Dataset entries>
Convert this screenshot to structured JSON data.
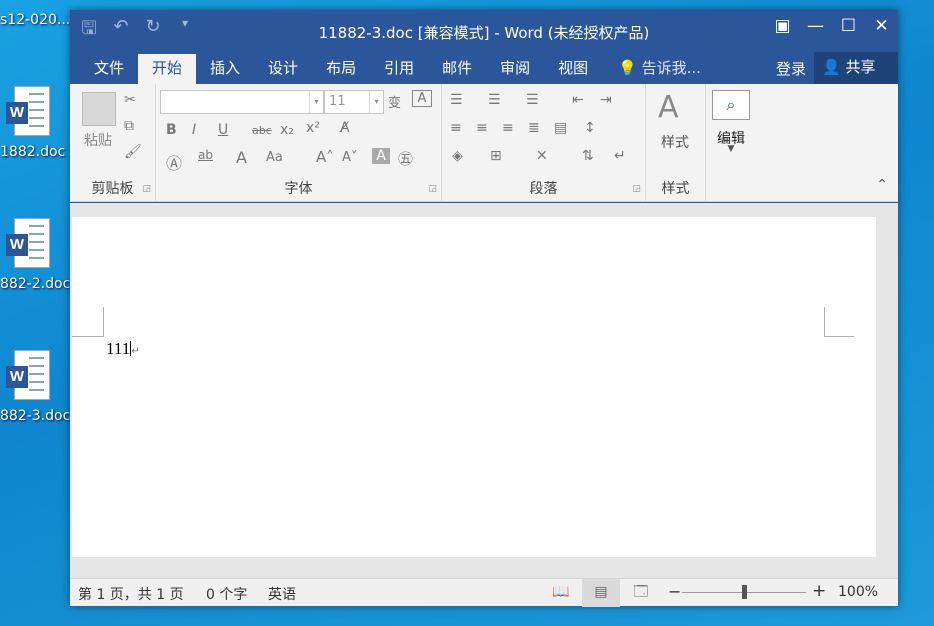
{
  "desktop": {
    "top_label": "s12-020...",
    "icons": [
      {
        "label": "1882.doc",
        "badge": "W"
      },
      {
        "label": "882-2.doc",
        "badge": "W"
      },
      {
        "label": "882-3.doc",
        "badge": "W"
      }
    ]
  },
  "window": {
    "title": "11882-3.doc [兼容模式] - Word (未经授权产品)",
    "qat": {
      "save_icon": "save-icon",
      "undo_icon": "undo-icon",
      "redo_icon": "redo-icon",
      "customize_icon": "customize-icon"
    },
    "controls": {
      "ribbon_display": "▣",
      "minimize": "—",
      "maximize": "☐",
      "close": "✕"
    }
  },
  "tabs": [
    "文件",
    "开始",
    "插入",
    "设计",
    "布局",
    "引用",
    "邮件",
    "审阅",
    "视图"
  ],
  "active_tab": "开始",
  "tell_me": "告诉我...",
  "login": "登录",
  "share": "共享",
  "ribbon": {
    "clipboard": {
      "name": "剪贴板",
      "paste": "粘贴"
    },
    "font": {
      "name": "字体",
      "font_family": "",
      "font_size": "11"
    },
    "paragraph": {
      "name": "段落"
    },
    "styles": {
      "name": "样式",
      "button": "样式"
    },
    "editing": {
      "button": "编辑"
    }
  },
  "document": {
    "text": "111"
  },
  "status": {
    "page": "第 1 页，共 1 页",
    "words": "0 个字",
    "language": "英语",
    "zoom": "100%",
    "zoom_level": 1.0
  },
  "colors": {
    "accent": "#2b579a",
    "ribbon_bg": "#f3f3f3",
    "desktop": "#1aa2e3"
  }
}
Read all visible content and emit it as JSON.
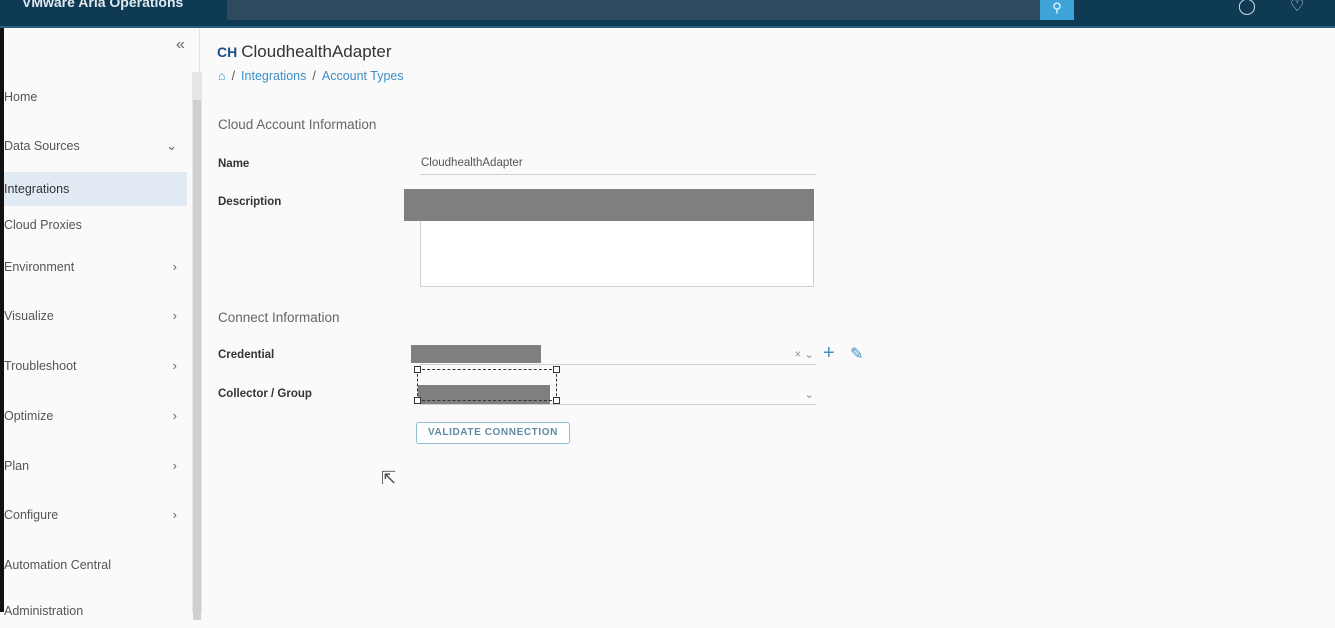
{
  "header": {
    "app_title": "VMware Aria Operations",
    "search_icon": "search-icon"
  },
  "sidebar": {
    "items": [
      {
        "label": "Home"
      },
      {
        "label": "Data Sources",
        "chevron": "v"
      },
      {
        "label": "Integrations"
      },
      {
        "label": "Cloud Proxies"
      },
      {
        "label": "Environment",
        "chevron": ">"
      },
      {
        "label": "Visualize",
        "chevron": ">"
      },
      {
        "label": "Troubleshoot",
        "chevron": ">"
      },
      {
        "label": "Optimize",
        "chevron": ">"
      },
      {
        "label": "Plan",
        "chevron": ">"
      },
      {
        "label": "Configure",
        "chevron": ">"
      },
      {
        "label": "Automation Central"
      },
      {
        "label": "Administration"
      }
    ]
  },
  "page": {
    "logo": "CH",
    "title": "CloudhealthAdapter",
    "breadcrumb": [
      "Integrations",
      "Account Types"
    ],
    "cloud_section": "Cloud Account Information",
    "name_label": "Name",
    "name_value": "CloudhealthAdapter",
    "description_label": "Description",
    "connect_section": "Connect Information",
    "credential_label": "Credential",
    "collector_label": "Collector / Group",
    "validate_label": "VALIDATE CONNECTION"
  }
}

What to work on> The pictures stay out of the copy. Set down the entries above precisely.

Exercise output>
Convert this screenshot to structured JSON data.
{
  "desktop": {
    "top_label": "s12-020...",
    "icons": [
      {
        "label": "1882.doc",
        "badge": "W"
      },
      {
        "label": "882-2.doc",
        "badge": "W"
      },
      {
        "label": "882-3.doc",
        "badge": "W"
      }
    ]
  },
  "window": {
    "title": "11882-3.doc [兼容模式] - Word (未经授权产品)",
    "qat": {
      "save_icon": "save-icon",
      "undo_icon": "undo-icon",
      "redo_icon": "redo-icon",
      "customize_icon": "customize-icon"
    },
    "controls": {
      "ribbon_display": "▣",
      "minimize": "—",
      "maximize": "☐",
      "close": "✕"
    }
  },
  "tabs": [
    "文件",
    "开始",
    "插入",
    "设计",
    "布局",
    "引用",
    "邮件",
    "审阅",
    "视图"
  ],
  "active_tab": "开始",
  "tell_me": "告诉我...",
  "login": "登录",
  "share": "共享",
  "ribbon": {
    "clipboard": {
      "name": "剪贴板",
      "paste": "粘贴"
    },
    "font": {
      "name": "字体",
      "font_family": "",
      "font_size": "11"
    },
    "paragraph": {
      "name": "段落"
    },
    "styles": {
      "name": "样式",
      "button": "样式"
    },
    "editing": {
      "button": "编辑"
    }
  },
  "document": {
    "text": "111"
  },
  "status": {
    "page": "第 1 页，共 1 页",
    "words": "0 个字",
    "language": "英语",
    "zoom": "100%",
    "zoom_level": 1.0
  },
  "colors": {
    "accent": "#2b579a",
    "ribbon_bg": "#f3f3f3",
    "desktop": "#1aa2e3"
  }
}
Read all visible content and emit it as JSON.
{
  "header": {
    "app_title": "VMware Aria Operations",
    "search_icon": "search-icon"
  },
  "sidebar": {
    "items": [
      {
        "label": "Home"
      },
      {
        "label": "Data Sources",
        "chevron": "v"
      },
      {
        "label": "Integrations"
      },
      {
        "label": "Cloud Proxies"
      },
      {
        "label": "Environment",
        "chevron": ">"
      },
      {
        "label": "Visualize",
        "chevron": ">"
      },
      {
        "label": "Troubleshoot",
        "chevron": ">"
      },
      {
        "label": "Optimize",
        "chevron": ">"
      },
      {
        "label": "Plan",
        "chevron": ">"
      },
      {
        "label": "Configure",
        "chevron": ">"
      },
      {
        "label": "Automation Central"
      },
      {
        "label": "Administration"
      }
    ]
  },
  "page": {
    "logo": "CH",
    "title": "CloudhealthAdapter",
    "breadcrumb": [
      "Integrations",
      "Account Types"
    ],
    "cloud_section": "Cloud Account Information",
    "name_label": "Name",
    "name_value": "CloudhealthAdapter",
    "description_label": "Description",
    "connect_section": "Connect Information",
    "credential_label": "Credential",
    "collector_label": "Collector / Group",
    "validate_label": "VALIDATE CONNECTION"
  }
}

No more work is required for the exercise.